WHAT THE TASK ASKS:
How many lines of the listing contain the string "damage"? Only the number is wanted.
*** Block opens ***
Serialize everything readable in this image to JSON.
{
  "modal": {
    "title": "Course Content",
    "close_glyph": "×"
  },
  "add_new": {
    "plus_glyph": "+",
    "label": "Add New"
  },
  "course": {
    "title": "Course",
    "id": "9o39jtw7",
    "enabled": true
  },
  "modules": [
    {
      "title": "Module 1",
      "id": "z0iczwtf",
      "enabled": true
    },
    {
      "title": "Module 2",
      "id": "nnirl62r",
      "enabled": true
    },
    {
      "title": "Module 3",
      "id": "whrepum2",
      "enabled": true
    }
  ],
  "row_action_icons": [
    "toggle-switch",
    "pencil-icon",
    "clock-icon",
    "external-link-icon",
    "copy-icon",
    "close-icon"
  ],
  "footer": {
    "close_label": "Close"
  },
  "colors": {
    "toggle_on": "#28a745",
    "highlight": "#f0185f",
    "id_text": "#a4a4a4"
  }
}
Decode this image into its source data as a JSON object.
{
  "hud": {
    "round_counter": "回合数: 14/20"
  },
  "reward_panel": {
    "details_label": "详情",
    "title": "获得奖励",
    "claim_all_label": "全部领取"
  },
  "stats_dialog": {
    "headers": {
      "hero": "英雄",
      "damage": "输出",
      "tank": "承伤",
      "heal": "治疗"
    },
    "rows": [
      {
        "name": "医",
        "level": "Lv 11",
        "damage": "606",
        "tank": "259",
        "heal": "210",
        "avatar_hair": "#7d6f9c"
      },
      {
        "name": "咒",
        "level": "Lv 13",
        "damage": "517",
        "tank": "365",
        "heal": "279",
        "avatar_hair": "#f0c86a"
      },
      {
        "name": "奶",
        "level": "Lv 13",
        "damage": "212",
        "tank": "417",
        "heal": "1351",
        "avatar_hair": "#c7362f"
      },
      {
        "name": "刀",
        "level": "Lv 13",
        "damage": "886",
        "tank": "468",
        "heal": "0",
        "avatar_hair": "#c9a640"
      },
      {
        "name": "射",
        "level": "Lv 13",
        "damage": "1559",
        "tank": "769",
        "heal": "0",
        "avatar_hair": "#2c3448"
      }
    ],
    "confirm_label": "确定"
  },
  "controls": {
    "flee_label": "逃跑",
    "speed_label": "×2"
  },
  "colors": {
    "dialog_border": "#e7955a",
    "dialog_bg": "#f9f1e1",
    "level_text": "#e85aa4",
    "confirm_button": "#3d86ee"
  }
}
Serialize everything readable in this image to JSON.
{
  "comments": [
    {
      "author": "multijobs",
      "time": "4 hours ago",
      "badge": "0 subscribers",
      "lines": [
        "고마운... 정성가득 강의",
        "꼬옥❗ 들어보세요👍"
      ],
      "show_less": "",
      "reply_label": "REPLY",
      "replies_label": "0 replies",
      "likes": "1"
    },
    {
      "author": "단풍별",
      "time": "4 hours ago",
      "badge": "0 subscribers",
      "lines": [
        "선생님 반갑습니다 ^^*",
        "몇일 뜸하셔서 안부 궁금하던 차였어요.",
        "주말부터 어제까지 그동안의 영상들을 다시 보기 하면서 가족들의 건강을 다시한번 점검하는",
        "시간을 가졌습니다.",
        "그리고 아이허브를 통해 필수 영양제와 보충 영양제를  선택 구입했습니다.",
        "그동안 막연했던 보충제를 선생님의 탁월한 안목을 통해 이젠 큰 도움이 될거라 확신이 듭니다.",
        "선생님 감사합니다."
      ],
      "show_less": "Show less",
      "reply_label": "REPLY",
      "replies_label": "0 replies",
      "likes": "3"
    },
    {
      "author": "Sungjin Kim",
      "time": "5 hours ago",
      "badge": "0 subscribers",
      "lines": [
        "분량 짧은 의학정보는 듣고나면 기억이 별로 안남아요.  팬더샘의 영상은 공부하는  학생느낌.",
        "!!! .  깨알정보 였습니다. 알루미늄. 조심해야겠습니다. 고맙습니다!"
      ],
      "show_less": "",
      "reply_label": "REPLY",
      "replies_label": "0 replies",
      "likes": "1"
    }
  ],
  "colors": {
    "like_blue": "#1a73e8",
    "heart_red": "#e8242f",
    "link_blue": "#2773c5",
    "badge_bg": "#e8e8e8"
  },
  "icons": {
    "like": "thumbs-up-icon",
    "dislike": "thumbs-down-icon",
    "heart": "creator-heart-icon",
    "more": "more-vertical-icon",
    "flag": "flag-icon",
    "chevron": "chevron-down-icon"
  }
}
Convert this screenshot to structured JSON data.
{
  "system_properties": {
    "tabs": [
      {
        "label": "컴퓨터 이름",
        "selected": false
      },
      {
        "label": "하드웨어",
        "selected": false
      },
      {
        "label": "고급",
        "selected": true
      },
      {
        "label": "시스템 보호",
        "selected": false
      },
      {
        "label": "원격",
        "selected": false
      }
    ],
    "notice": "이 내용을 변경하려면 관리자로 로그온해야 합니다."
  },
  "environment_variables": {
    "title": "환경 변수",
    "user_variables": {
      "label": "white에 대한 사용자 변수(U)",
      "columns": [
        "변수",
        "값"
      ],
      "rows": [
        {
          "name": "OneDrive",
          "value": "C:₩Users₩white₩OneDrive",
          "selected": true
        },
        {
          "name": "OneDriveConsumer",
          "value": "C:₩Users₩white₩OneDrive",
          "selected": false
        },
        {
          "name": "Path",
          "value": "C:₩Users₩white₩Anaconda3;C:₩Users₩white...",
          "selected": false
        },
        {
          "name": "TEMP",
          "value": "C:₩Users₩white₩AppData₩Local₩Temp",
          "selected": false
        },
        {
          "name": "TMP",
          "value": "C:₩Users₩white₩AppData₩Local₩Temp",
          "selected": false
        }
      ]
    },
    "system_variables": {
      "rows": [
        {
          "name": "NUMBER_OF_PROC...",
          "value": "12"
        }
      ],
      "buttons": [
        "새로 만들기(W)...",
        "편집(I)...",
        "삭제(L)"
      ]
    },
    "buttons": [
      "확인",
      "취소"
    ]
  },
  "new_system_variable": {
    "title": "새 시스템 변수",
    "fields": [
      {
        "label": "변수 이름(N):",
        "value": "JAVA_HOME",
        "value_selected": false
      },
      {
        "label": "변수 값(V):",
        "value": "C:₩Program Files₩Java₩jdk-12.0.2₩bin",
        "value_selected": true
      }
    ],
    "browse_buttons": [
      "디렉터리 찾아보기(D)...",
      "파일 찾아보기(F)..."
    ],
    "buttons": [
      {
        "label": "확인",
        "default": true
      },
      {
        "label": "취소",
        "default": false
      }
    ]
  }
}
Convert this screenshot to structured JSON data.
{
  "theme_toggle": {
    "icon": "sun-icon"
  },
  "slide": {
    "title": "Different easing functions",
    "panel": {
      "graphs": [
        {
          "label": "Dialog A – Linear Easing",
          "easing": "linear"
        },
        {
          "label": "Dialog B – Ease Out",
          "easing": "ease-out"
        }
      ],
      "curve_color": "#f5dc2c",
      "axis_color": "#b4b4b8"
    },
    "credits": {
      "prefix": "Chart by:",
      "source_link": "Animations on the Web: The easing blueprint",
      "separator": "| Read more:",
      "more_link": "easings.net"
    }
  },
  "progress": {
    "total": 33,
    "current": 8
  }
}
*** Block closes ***
WRITTEN ANSWER:
6